Open forum infectious diseases 2016 06 113(3) ofw121 doi 10.1093/ofid/ofw121

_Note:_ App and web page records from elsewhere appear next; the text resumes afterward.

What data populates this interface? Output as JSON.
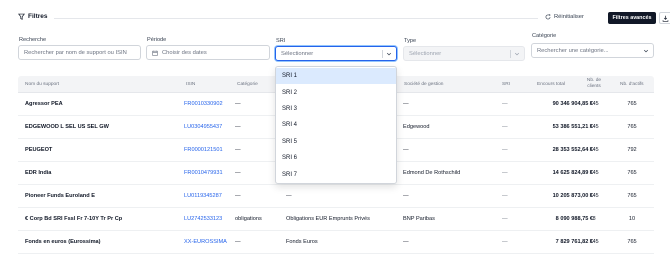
{
  "header": {
    "title": "Filtres",
    "reset_label": "Réinitialiser",
    "advanced_label": "Filtres avancés"
  },
  "filters": {
    "search": {
      "label": "Recherche",
      "placeholder": "Rechercher par nom de support ou ISIN"
    },
    "period": {
      "label": "Période",
      "placeholder": "Choisir des dates"
    },
    "sri": {
      "label": "SRI",
      "placeholder": "Sélectionner",
      "options": [
        "SRI 1",
        "SRI 2",
        "SRI 3",
        "SRI 4",
        "SRI 5",
        "SRI 6",
        "SRI 7"
      ]
    },
    "type": {
      "label": "Type",
      "placeholder": "Sélectionner"
    },
    "category": {
      "label": "Catégorie",
      "placeholder": "Rechercher une catégorie..."
    }
  },
  "table": {
    "headers": {
      "name": "Nom du support",
      "isin": "ISIN",
      "category": "Catégorie",
      "sri_cat": "SRI",
      "company": "Société de gestion",
      "sri": "SRI",
      "outstanding": "Encours total",
      "clients_1": "Nb. de",
      "clients_2": "clients",
      "assets": "Nb. d'actifs"
    },
    "rows": [
      {
        "name": "Agressor PEA",
        "isin": "FR0010330902",
        "category": "—",
        "sri_cat": "—",
        "company": "—",
        "sri": "—",
        "outstanding": "90 346 904,85 €",
        "clients": "145",
        "assets": "765"
      },
      {
        "name": "EDGEWOOD L SEL US SEL GW",
        "isin": "LU0304955437",
        "category": "—",
        "sri_cat": "—",
        "company": "Edgewood",
        "sri": "—",
        "outstanding": "53 386 551,21 €",
        "clients": "145",
        "assets": "765"
      },
      {
        "name": "PEUGEOT",
        "isin": "FR0000121501",
        "category": "—",
        "sri_cat": "—",
        "company": "—",
        "sri": "—",
        "outstanding": "28 353 552,64 €",
        "clients": "145",
        "assets": "792"
      },
      {
        "name": "EDR India",
        "isin": "FR0010479931",
        "category": "—",
        "sri_cat": "—",
        "company": "Edmond De Rothschild",
        "sri": "—",
        "outstanding": "14 625 824,89 €",
        "clients": "145",
        "assets": "765"
      },
      {
        "name": "Pioneer Funds Euroland E",
        "isin": "LU0119345287",
        "category": "—",
        "sri_cat": "—",
        "company": "—",
        "sri": "—",
        "outstanding": "10 205 873,00 €",
        "clients": "145",
        "assets": "765"
      },
      {
        "name": "€ Corp Bd SRI Fssl Fr 7-10Y Tr Pr Cp",
        "isin": "LU2742533123",
        "category": "obligations",
        "sri_cat": "Obligations EUR Emprunts Privés",
        "company": "BNP Paribas",
        "sri": "—",
        "outstanding": "8 090 988,75 €",
        "clients": "8",
        "assets": "10"
      },
      {
        "name": "Fonds en euros (Eurossima)",
        "isin": "XX-EUROSSIMA",
        "category": "—",
        "sri_cat": "Fonds Euros",
        "company": "—",
        "sri": "—",
        "outstanding": "7 829 761,82 €",
        "clients": "145",
        "assets": "765"
      }
    ]
  },
  "colors": {
    "accent": "#2563eb",
    "dark_button": "#111827",
    "highlight": "#dbeafe"
  }
}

Background. There are limited data on clinical outcomes of hepatitis C virus (HCV) infection from low- and middle-income countries. We characterize mortality and liver disease progression in a cohort of people who inject drugs (PWID) with high HCV burden. Methods. In a cohort of PWID in Chennai, India, 851 persons were observed semiannually. Information on death was obtained through verbal autopsy and liver disease progression, which was defined as an incident liver stiffness measurement of ≥12.3 kPa if it was <12.3 at baseline. Poisson and Cox regression were used to identify factors associated with mortality and disease progression, respectively. Results. At baseline, 36.9% of cases were infected with HCV, 16.7% were infected with human immunodeficiency virus (HIV), 71.6% had no or mild stiffness, 14.9% had moderate stiffness, and 13.5% had severe stiffness or cirrhosis. Mortality was significantly higher among those with moderate (mortality rate ratio [MRR] = 2.31) and severe stiffness (MRR = 4.86) at baseline, those with ongoing substance use, those who were HIV monoinfected and not on antiretroviral therapy (ART) (MRR = 6.59), and those who were HIV/HCV coinfected regardless of ART status (MRR for no ART = 5.34; MRR for ART = 4.51). Of those with no or mild stiffness, 25.9% and 6.4% had evidence of progression to moderate and severe stiffness or cirrhosis, respectively; 38.3% of those with moderate stiffness had evidence of progression to severe stiffness or cirrhosis. Factors associated with progression included age, alcohol use, body mass index, and chronic HCV infection. Conclusions. We observed significant morbidity and mortality primarily driven by untreated HIV, HIV/HCV coinfection, and alcohol use. Even with improved access to HIV treatment, in the absence of HCV treatment, outcomes are unlikely to improve for HIV/HCV-coinfected persons.